Instructions for the task –
Search the entries below for "shortcut". Report each line where it occurs.

Records from a data collection
>>>

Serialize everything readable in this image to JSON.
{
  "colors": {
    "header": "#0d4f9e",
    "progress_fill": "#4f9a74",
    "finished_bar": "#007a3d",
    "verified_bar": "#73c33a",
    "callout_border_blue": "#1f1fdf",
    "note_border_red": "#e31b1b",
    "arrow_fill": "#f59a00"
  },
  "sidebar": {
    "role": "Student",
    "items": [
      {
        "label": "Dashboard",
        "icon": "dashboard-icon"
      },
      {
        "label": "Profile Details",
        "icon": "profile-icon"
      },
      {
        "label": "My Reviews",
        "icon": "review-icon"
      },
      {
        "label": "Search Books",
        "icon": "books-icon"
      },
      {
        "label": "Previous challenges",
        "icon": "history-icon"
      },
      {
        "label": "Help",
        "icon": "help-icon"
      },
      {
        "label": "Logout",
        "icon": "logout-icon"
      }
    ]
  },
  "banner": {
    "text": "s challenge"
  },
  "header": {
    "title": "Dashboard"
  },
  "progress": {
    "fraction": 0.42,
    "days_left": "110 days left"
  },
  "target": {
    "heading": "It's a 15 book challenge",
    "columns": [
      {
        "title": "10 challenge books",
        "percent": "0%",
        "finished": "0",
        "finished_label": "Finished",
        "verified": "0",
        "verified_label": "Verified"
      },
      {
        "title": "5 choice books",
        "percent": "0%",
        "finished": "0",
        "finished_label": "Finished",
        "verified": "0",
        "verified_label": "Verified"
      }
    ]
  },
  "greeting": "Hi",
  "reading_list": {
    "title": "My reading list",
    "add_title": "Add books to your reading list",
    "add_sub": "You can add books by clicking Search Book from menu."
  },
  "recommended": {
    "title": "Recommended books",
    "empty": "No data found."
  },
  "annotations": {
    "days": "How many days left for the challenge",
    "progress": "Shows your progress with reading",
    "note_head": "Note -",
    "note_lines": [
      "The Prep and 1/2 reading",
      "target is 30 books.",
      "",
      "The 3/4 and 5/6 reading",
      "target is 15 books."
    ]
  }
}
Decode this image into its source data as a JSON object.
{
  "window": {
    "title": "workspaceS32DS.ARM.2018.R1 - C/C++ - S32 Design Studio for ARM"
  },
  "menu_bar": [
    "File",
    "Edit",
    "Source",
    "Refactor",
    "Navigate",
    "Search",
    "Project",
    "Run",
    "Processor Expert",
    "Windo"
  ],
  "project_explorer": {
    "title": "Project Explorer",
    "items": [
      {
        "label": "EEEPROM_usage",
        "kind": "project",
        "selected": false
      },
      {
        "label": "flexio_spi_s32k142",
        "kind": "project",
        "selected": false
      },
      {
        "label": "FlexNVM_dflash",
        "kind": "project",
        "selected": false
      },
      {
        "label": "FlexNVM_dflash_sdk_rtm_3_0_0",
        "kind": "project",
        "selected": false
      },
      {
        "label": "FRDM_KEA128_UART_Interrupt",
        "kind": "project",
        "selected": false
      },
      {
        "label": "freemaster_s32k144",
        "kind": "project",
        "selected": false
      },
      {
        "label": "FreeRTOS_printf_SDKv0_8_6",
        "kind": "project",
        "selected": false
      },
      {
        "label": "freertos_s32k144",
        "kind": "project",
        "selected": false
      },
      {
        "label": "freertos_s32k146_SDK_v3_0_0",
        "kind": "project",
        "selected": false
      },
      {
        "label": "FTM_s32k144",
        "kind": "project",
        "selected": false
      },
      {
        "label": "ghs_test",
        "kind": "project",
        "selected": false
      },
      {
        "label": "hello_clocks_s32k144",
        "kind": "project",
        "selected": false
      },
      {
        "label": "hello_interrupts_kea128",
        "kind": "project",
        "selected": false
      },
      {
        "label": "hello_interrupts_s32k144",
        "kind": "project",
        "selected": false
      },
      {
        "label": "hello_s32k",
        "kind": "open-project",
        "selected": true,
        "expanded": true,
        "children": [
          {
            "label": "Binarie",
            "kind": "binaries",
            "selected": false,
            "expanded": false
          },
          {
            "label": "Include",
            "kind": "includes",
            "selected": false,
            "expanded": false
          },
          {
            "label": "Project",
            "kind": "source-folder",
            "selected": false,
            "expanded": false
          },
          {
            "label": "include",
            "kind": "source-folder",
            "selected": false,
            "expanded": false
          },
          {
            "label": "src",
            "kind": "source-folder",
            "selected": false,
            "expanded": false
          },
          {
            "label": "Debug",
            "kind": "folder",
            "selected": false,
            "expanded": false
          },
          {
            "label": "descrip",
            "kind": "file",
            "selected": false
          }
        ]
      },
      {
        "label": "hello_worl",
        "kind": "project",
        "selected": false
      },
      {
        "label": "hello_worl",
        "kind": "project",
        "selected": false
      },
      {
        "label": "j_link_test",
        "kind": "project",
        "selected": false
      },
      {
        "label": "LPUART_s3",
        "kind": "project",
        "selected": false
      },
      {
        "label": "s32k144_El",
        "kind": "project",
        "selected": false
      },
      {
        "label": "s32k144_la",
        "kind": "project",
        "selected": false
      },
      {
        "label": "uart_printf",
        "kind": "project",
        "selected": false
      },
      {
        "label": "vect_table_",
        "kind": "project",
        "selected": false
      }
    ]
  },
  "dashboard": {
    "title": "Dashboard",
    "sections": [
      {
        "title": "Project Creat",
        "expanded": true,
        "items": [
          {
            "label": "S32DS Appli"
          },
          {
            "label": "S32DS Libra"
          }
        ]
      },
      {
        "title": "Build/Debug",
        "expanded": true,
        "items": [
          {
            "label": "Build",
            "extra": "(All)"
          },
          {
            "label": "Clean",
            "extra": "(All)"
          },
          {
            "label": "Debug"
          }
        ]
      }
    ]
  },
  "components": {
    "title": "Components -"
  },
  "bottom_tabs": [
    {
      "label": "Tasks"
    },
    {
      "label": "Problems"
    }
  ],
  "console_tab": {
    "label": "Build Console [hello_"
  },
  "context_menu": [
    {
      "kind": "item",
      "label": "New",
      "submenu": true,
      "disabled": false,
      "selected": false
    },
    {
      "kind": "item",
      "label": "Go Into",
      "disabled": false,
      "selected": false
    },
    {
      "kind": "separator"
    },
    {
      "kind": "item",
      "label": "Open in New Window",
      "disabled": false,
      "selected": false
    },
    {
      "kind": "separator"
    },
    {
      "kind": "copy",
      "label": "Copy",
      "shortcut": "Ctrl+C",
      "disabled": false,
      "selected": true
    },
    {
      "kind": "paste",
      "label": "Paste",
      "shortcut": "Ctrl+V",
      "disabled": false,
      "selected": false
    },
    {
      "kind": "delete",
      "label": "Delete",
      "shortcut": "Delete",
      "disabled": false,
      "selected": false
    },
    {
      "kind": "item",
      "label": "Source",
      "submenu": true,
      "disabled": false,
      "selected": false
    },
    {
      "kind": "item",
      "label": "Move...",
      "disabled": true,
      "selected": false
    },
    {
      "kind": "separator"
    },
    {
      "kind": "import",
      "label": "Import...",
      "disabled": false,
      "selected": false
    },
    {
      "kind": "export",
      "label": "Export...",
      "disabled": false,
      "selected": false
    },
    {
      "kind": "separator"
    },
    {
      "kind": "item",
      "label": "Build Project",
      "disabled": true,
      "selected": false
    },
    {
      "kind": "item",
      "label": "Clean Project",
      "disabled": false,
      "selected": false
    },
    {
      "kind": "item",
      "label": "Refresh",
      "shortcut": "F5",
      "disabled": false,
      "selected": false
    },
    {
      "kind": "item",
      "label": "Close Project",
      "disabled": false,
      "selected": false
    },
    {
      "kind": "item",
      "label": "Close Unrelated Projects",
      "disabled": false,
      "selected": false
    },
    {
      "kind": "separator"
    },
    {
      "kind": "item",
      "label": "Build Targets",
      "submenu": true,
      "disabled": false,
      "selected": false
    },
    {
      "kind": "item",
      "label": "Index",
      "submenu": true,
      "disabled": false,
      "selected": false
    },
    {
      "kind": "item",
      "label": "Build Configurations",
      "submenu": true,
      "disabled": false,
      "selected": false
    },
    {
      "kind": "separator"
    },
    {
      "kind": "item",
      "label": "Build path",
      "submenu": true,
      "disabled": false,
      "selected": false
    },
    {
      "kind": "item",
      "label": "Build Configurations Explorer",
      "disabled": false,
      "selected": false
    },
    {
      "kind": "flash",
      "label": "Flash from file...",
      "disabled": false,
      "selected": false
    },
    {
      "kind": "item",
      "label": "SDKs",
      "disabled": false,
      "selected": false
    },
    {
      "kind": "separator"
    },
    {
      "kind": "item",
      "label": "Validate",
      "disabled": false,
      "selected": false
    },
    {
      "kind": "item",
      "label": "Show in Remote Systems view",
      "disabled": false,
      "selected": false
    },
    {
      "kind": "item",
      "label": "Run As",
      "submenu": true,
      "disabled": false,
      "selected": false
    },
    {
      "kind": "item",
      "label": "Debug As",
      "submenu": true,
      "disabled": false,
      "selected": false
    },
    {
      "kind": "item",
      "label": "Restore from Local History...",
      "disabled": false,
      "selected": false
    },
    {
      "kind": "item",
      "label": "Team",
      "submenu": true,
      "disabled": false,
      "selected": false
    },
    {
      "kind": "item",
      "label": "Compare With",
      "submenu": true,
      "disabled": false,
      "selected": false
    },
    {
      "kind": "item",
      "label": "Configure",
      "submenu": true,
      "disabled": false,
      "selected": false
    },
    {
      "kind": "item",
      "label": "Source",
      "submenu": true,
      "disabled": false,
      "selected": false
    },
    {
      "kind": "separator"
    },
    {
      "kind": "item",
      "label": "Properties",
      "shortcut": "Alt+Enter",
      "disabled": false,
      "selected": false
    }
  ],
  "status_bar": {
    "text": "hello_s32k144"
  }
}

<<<

Response to this exercise –
      "shortcut": "Ctrl+C",
      "shortcut": "Ctrl+V",
      "shortcut": "Delete",
      "shortcut": "F5",
      "shortcut": "Alt+Enter",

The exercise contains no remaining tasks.